A new bill that would require public high schools in Florida to offer elective courses in Bible study has advanced to the state Senate.
The bill, SB 746, was filed by Sen. Dennis Baxley (R-Fla.) and would require Florida’s public high schools to offer an “objective study of religion.” This would include studies of the Old and New Testaments, as well as Hebrew Scripture. Under current law, schools are permitted but not required to offer these courses.
If the bill passes during the 2020 legislative session, public high schools in Florida would have to offer the religious courses as electives, meaning that students could decide whether or not to take the classes.
Moreover, the bill says courses should follow all state and federal laws and guidelines “in maintaining religious neutrality and accommodating the diverse religious views, traditions, and perspectives of all students in the school” but also “not endorse, favor, or promote or disfavor or show hostility toward a particular religion, religious perspective, or nonreligious faith.”
The House version of the bill, HB 341, was introduced by Rep. Kimberly Daniels (D-Fla.).
Daniels also led HB 839, a successful 2018 provision that requires school districts to display Florida’s motto “In God We Trust.” However, her previous attempt to introduce Bible classes, HB 195, was killed at the subcommittee stage earlier this year.
Bible literacy bills similar to those in Florida have also been introduced in Missouri, North Dakota, Virginia, and West Virginia.
Numerous states introducing Bible Literacy classes, giving students the option of studying the Bible. Starting to make a turn back? Great!
— Donald J. Trump (@realDonaldTrump) January 28, 2019
President Donald Trump has shown support for the bill, writing on Twitter earlier this year: “Numerous states introducing Bible Literacy classes, giving students the option of studying the Bible. Starting to make a turn back? Great!”
A survey by the Pew Research Center found that Americans on average answer about half religious knowledge questions correctly.
A little more than 60 percent of American adults correctly name Genesis as the first book of the Bible, and more than half of them know that the saying “Do unto others as you would have them do unto you” is not one of the Ten Commandments.

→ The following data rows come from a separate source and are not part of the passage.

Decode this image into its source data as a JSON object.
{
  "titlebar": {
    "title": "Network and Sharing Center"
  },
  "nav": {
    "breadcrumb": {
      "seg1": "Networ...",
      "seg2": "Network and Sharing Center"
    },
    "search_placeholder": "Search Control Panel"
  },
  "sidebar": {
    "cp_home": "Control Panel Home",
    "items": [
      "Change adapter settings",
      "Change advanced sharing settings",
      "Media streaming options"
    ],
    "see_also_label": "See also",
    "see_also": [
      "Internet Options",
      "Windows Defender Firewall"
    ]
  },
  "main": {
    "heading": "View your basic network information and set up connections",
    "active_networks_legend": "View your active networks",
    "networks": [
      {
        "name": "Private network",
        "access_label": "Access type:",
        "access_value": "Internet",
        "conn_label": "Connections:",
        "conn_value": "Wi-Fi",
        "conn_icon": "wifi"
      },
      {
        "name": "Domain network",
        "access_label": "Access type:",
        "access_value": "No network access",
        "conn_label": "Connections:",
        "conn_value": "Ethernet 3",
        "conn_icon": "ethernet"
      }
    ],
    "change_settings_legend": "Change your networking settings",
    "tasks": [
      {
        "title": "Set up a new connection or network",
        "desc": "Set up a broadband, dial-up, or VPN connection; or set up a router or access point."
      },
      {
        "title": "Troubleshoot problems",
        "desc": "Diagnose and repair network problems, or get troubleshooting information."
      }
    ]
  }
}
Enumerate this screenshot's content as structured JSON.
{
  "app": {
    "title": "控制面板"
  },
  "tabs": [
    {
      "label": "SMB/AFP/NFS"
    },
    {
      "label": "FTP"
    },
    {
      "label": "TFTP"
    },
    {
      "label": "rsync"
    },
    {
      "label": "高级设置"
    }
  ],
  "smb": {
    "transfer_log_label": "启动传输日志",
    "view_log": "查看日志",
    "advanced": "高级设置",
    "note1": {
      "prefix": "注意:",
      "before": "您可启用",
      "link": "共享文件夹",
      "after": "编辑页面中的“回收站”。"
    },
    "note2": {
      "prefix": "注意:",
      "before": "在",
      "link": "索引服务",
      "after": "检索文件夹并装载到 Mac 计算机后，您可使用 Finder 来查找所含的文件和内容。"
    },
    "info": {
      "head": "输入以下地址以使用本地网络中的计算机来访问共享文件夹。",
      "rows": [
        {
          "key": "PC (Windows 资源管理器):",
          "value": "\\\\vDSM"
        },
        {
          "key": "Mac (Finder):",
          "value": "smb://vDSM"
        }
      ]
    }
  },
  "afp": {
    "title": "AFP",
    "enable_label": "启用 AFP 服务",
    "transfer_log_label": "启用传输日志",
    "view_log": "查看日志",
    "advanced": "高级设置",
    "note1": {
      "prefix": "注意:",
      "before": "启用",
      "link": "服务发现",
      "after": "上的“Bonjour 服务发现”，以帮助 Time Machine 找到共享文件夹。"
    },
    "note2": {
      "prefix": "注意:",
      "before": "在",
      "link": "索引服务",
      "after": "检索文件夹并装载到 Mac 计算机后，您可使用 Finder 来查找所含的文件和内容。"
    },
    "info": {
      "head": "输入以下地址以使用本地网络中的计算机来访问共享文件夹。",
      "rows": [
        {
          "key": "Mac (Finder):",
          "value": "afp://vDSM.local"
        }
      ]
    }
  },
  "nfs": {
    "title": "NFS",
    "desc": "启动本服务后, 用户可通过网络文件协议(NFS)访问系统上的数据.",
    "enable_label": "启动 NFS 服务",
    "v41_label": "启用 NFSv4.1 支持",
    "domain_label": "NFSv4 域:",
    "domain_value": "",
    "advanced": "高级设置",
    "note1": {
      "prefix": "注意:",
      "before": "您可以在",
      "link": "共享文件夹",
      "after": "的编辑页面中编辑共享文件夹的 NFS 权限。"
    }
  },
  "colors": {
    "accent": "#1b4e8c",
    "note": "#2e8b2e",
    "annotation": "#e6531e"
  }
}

About 40 percent of Catholics in the country do not know that their church teaches that the bread and wine used in Communion do not merely symbolize but actually become the body and blood of Christ and about half of Protestants cannot correctly identify Martin Luther as the person whose writings and actions inspired the Protestant Reformation, which made their religion a separate branch of Christianity.